┌─ Data for review

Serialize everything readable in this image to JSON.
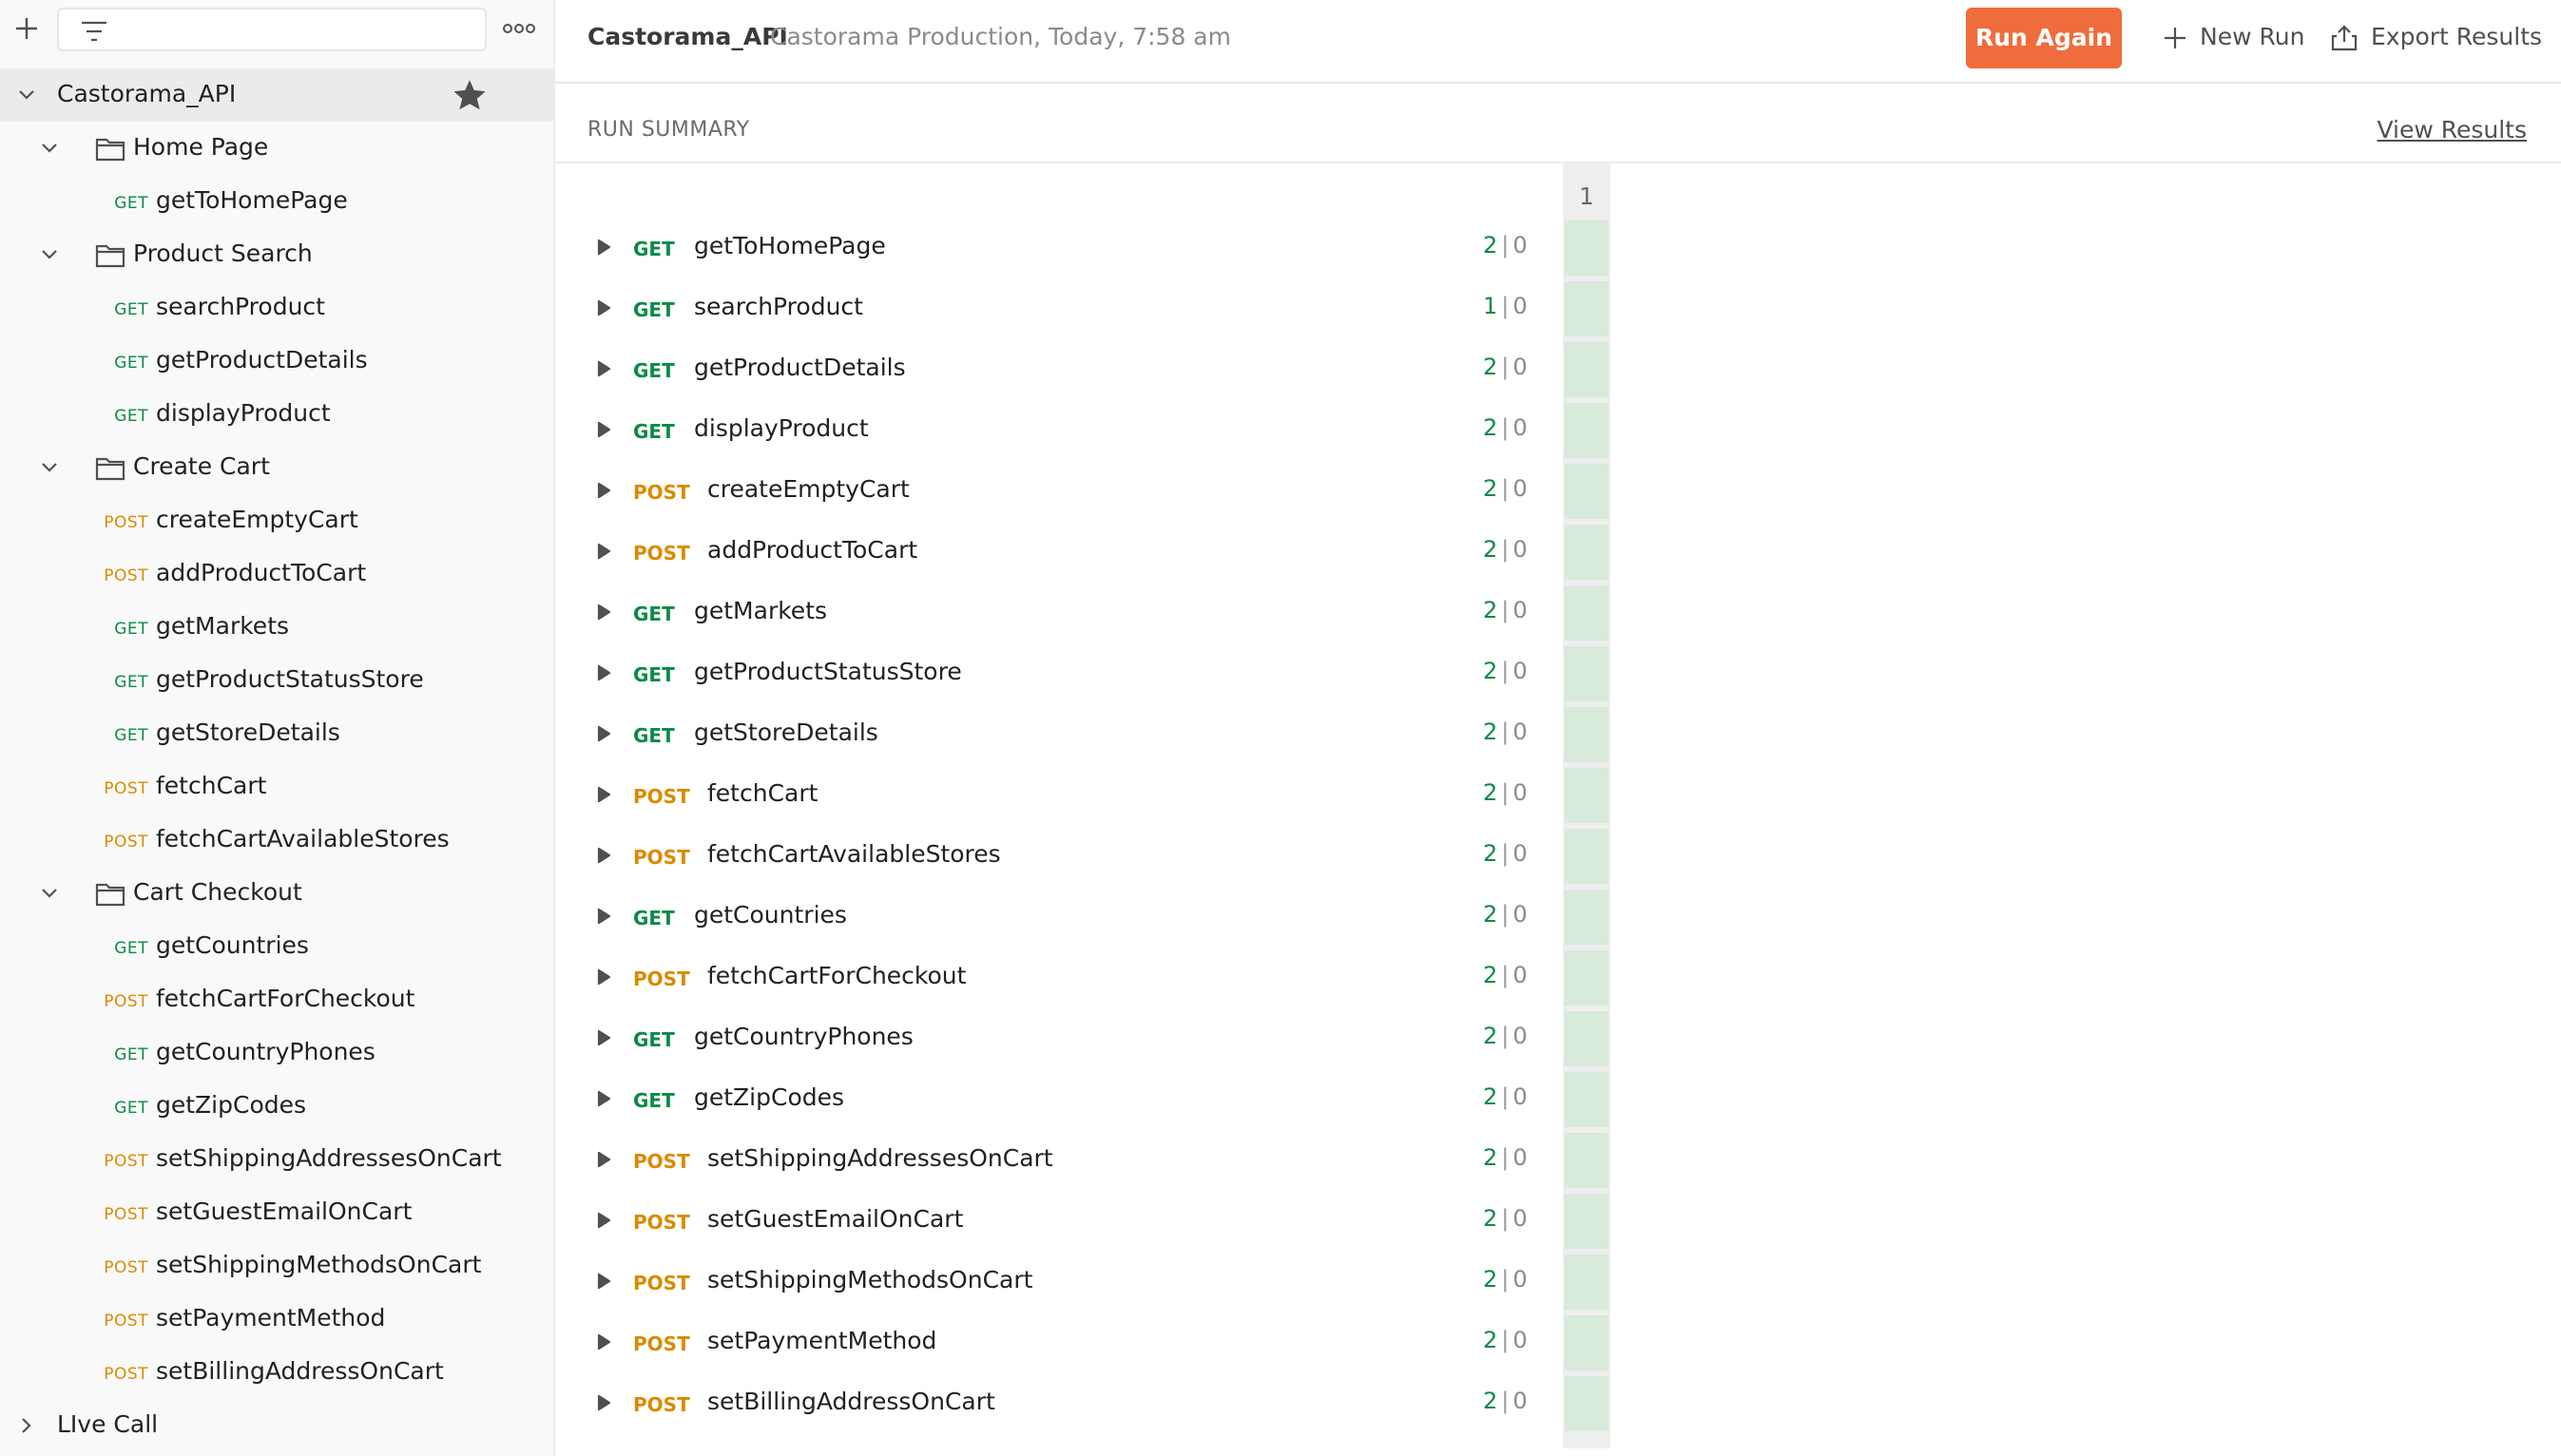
{
  "sidebar": {
    "search_value": "",
    "tree": [
      {
        "kind": "collection",
        "name": "Castorama_API",
        "level": 0,
        "expanded": true,
        "selected": true,
        "starred": true
      },
      {
        "kind": "folder",
        "name": "Home Page",
        "level": 1,
        "expanded": true
      },
      {
        "kind": "request",
        "method": "GET",
        "name": "getToHomePage",
        "level": 2
      },
      {
        "kind": "folder",
        "name": "Product Search",
        "level": 1,
        "expanded": true
      },
      {
        "kind": "request",
        "method": "GET",
        "name": "searchProduct",
        "level": 2
      },
      {
        "kind": "request",
        "method": "GET",
        "name": "getProductDetails",
        "level": 2
      },
      {
        "kind": "request",
        "method": "GET",
        "name": "displayProduct",
        "level": 2
      },
      {
        "kind": "folder",
        "name": "Create Cart",
        "level": 1,
        "expanded": true
      },
      {
        "kind": "request",
        "method": "POST",
        "name": "createEmptyCart",
        "level": 2
      },
      {
        "kind": "request",
        "method": "POST",
        "name": "addProductToCart",
        "level": 2
      },
      {
        "kind": "request",
        "method": "GET",
        "name": "getMarkets",
        "level": 2
      },
      {
        "kind": "request",
        "method": "GET",
        "name": "getProductStatusStore",
        "level": 2
      },
      {
        "kind": "request",
        "method": "GET",
        "name": "getStoreDetails",
        "level": 2
      },
      {
        "kind": "request",
        "method": "POST",
        "name": "fetchCart",
        "level": 2
      },
      {
        "kind": "request",
        "method": "POST",
        "name": "fetchCartAvailableStores",
        "level": 2
      },
      {
        "kind": "folder",
        "name": "Cart Checkout",
        "level": 1,
        "expanded": true
      },
      {
        "kind": "request",
        "method": "GET",
        "name": "getCountries",
        "level": 2
      },
      {
        "kind": "request",
        "method": "POST",
        "name": "fetchCartForCheckout",
        "level": 2
      },
      {
        "kind": "request",
        "method": "GET",
        "name": "getCountryPhones",
        "level": 2
      },
      {
        "kind": "request",
        "method": "GET",
        "name": "getZipCodes",
        "level": 2
      },
      {
        "kind": "request",
        "method": "POST",
        "name": "setShippingAddressesOnCart",
        "level": 2
      },
      {
        "kind": "request",
        "method": "POST",
        "name": "setGuestEmailOnCart",
        "level": 2
      },
      {
        "kind": "request",
        "method": "POST",
        "name": "setShippingMethodsOnCart",
        "level": 2
      },
      {
        "kind": "request",
        "method": "POST",
        "name": "setPaymentMethod",
        "level": 2
      },
      {
        "kind": "request",
        "method": "POST",
        "name": "setBillingAddressOnCart",
        "level": 2
      },
      {
        "kind": "collection",
        "name": "LIve Call",
        "level": 0,
        "expanded": false
      }
    ]
  },
  "header": {
    "title": "Castorama_API",
    "subtitle": "Castorama Production, Today, 7:58 am",
    "run_again_label": "Run Again",
    "new_run_label": "New Run",
    "export_label": "Export Results"
  },
  "summary": {
    "title": "RUN SUMMARY",
    "view_results_label": "View Results",
    "iteration_label": "1"
  },
  "results": [
    {
      "method": "GET",
      "name": "getToHomePage",
      "passed": "2",
      "failed": "0"
    },
    {
      "method": "GET",
      "name": "searchProduct",
      "passed": "1",
      "failed": "0"
    },
    {
      "method": "GET",
      "name": "getProductDetails",
      "passed": "2",
      "failed": "0"
    },
    {
      "method": "GET",
      "name": "displayProduct",
      "passed": "2",
      "failed": "0"
    },
    {
      "method": "POST",
      "name": "createEmptyCart",
      "passed": "2",
      "failed": "0"
    },
    {
      "method": "POST",
      "name": "addProductToCart",
      "passed": "2",
      "failed": "0"
    },
    {
      "method": "GET",
      "name": "getMarkets",
      "passed": "2",
      "failed": "0"
    },
    {
      "method": "GET",
      "name": "getProductStatusStore",
      "passed": "2",
      "failed": "0"
    },
    {
      "method": "GET",
      "name": "getStoreDetails",
      "passed": "2",
      "failed": "0"
    },
    {
      "method": "POST",
      "name": "fetchCart",
      "passed": "2",
      "failed": "0"
    },
    {
      "method": "POST",
      "name": "fetchCartAvailableStores",
      "passed": "2",
      "failed": "0"
    },
    {
      "method": "GET",
      "name": "getCountries",
      "passed": "2",
      "failed": "0"
    },
    {
      "method": "POST",
      "name": "fetchCartForCheckout",
      "passed": "2",
      "failed": "0"
    },
    {
      "method": "GET",
      "name": "getCountryPhones",
      "passed": "2",
      "failed": "0"
    },
    {
      "method": "GET",
      "name": "getZipCodes",
      "passed": "2",
      "failed": "0"
    },
    {
      "method": "POST",
      "name": "setShippingAddressesOnCart",
      "passed": "2",
      "failed": "0"
    },
    {
      "method": "POST",
      "name": "setGuestEmailOnCart",
      "passed": "2",
      "failed": "0"
    },
    {
      "method": "POST",
      "name": "setShippingMethodsOnCart",
      "passed": "2",
      "failed": "0"
    },
    {
      "method": "POST",
      "name": "setPaymentMethod",
      "passed": "2",
      "failed": "0"
    },
    {
      "method": "POST",
      "name": "setBillingAddressOnCart",
      "passed": "2",
      "failed": "0"
    }
  ],
  "colors": {
    "accent": "#ef6c3c",
    "get": "#0b8a47",
    "post": "#d98b00",
    "pass_cell": "#d8ead9"
  }
}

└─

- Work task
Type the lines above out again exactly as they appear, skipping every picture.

- Exercise output
Serialize everything readable in this image to JSON.
{
  "sidebar": {
    "search_value": "",
    "tree": [
      {
        "kind": "collection",
        "name": "Castorama_API",
        "level": 0,
        "expanded": true,
        "selected": true,
        "starred": true
      },
      {
        "kind": "folder",
        "name": "Home Page",
        "level": 1,
        "expanded": true
      },
      {
        "kind": "request",
        "method": "GET",
        "name": "getToHomePage",
        "level": 2
      },
      {
        "kind": "folder",
        "name": "Product Search",
        "level": 1,
        "expanded": true
      },
      {
        "kind": "request",
        "method": "GET",
        "name": "searchProduct",
        "level": 2
      },
      {
        "kind": "request",
        "method": "GET",
        "name": "getProductDetails",
        "level": 2
      },
      {
        "kind": "request",
        "method": "GET",
        "name": "displayProduct",
        "level": 2
      },
      {
        "kind": "folder",
        "name": "Create Cart",
        "level": 1,
        "expanded": true
      },
      {
        "kind": "request",
        "method": "POST",
        "name": "createEmptyCart",
        "level": 2
      },
      {
        "kind": "request",
        "method": "POST",
        "name": "addProductToCart",
        "level": 2
      },
      {
        "kind": "request",
        "method": "GET",
        "name": "getMarkets",
        "level": 2
      },
      {
        "kind": "request",
        "method": "GET",
        "name": "getProductStatusStore",
        "level": 2
      },
      {
        "kind": "request",
        "method": "GET",
        "name": "getStoreDetails",
        "level": 2
      },
      {
        "kind": "request",
        "method": "POST",
        "name": "fetchCart",
        "level": 2
      },
      {
        "kind": "request",
        "method": "POST",
        "name": "fetchCartAvailableStores",
        "level": 2
      },
      {
        "kind": "folder",
        "name": "Cart Checkout",
        "level": 1,
        "expanded": true
      },
      {
        "kind": "request",
        "method": "GET",
        "name": "getCountries",
        "level": 2
      },
      {
        "kind": "request",
        "method": "POST",
        "name": "fetchCartForCheckout",
        "level": 2
      },
      {
        "kind": "request",
        "method": "GET",
        "name": "getCountryPhones",
        "level": 2
      },
      {
        "kind": "request",
        "method": "GET",
        "name": "getZipCodes",
        "level": 2
      },
      {
        "kind": "request",
        "method": "POST",
        "name": "setShippingAddressesOnCart",
        "level": 2
      },
      {
        "kind": "request",
        "method": "POST",
        "name": "setGuestEmailOnCart",
        "level": 2
      },
      {
        "kind": "request",
        "method": "POST",
        "name": "setShippingMethodsOnCart",
        "level": 2
      },
      {
        "kind": "request",
        "method": "POST",
        "name": "setPaymentMethod",
        "level": 2
      },
      {
        "kind": "request",
        "method": "POST",
        "name": "setBillingAddressOnCart",
        "level": 2
      },
      {
        "kind": "collection",
        "name": "LIve Call",
        "level": 0,
        "expanded": false
      }
    ]
  },
  "header": {
    "title": "Castorama_API",
    "subtitle": "Castorama Production, Today, 7:58 am",
    "run_again_label": "Run Again",
    "new_run_label": "New Run",
    "export_label": "Export Results"
  },
  "summary": {
    "title": "RUN SUMMARY",
    "view_results_label": "View Results",
    "iteration_label": "1"
  },
  "results": [
    {
      "method": "GET",
      "name": "getToHomePage",
      "passed": "2",
      "failed": "0"
    },
    {
      "method": "GET",
      "name": "searchProduct",
      "passed": "1",
      "failed": "0"
    },
    {
      "method": "GET",
      "name": "getProductDetails",
      "passed": "2",
      "failed": "0"
    },
    {
      "method": "GET",
      "name": "displayProduct",
      "passed": "2",
      "failed": "0"
    },
    {
      "method": "POST",
      "name": "createEmptyCart",
      "passed": "2",
      "failed": "0"
    },
    {
      "method": "POST",
      "name": "addProductToCart",
      "passed": "2",
      "failed": "0"
    },
    {
      "method": "GET",
      "name": "getMarkets",
      "passed": "2",
      "failed": "0"
    },
    {
      "method": "GET",
      "name": "getProductStatusStore",
      "passed": "2",
      "failed": "0"
    },
    {
      "method": "GET",
      "name": "getStoreDetails",
      "passed": "2",
      "failed": "0"
    },
    {
      "method": "POST",
      "name": "fetchCart",
      "passed": "2",
      "failed": "0"
    },
    {
      "method": "POST",
      "name": "fetchCartAvailableStores",
      "passed": "2",
      "failed": "0"
    },
    {
      "method": "GET",
      "name": "getCountries",
      "passed": "2",
      "failed": "0"
    },
    {
      "method": "POST",
      "name": "fetchCartForCheckout",
      "passed": "2",
      "failed": "0"
    },
    {
      "method": "GET",
      "name": "getCountryPhones",
      "passed": "2",
      "failed": "0"
    },
    {
      "method": "GET",
      "name": "getZipCodes",
      "passed": "2",
      "failed": "0"
    },
    {
      "method": "POST",
      "name": "setShippingAddressesOnCart",
      "passed": "2",
      "failed": "0"
    },
    {
      "method": "POST",
      "name": "setGuestEmailOnCart",
      "passed": "2",
      "failed": "0"
    },
    {
      "method": "POST",
      "name": "setShippingMethodsOnCart",
      "passed": "2",
      "failed": "0"
    },
    {
      "method": "POST",
      "name": "setPaymentMethod",
      "passed": "2",
      "failed": "0"
    },
    {
      "method": "POST",
      "name": "setBillingAddressOnCart",
      "passed": "2",
      "failed": "0"
    }
  ],
  "colors": {
    "accent": "#ef6c3c",
    "get": "#0b8a47",
    "post": "#d98b00",
    "pass_cell": "#d8ead9"
  }
}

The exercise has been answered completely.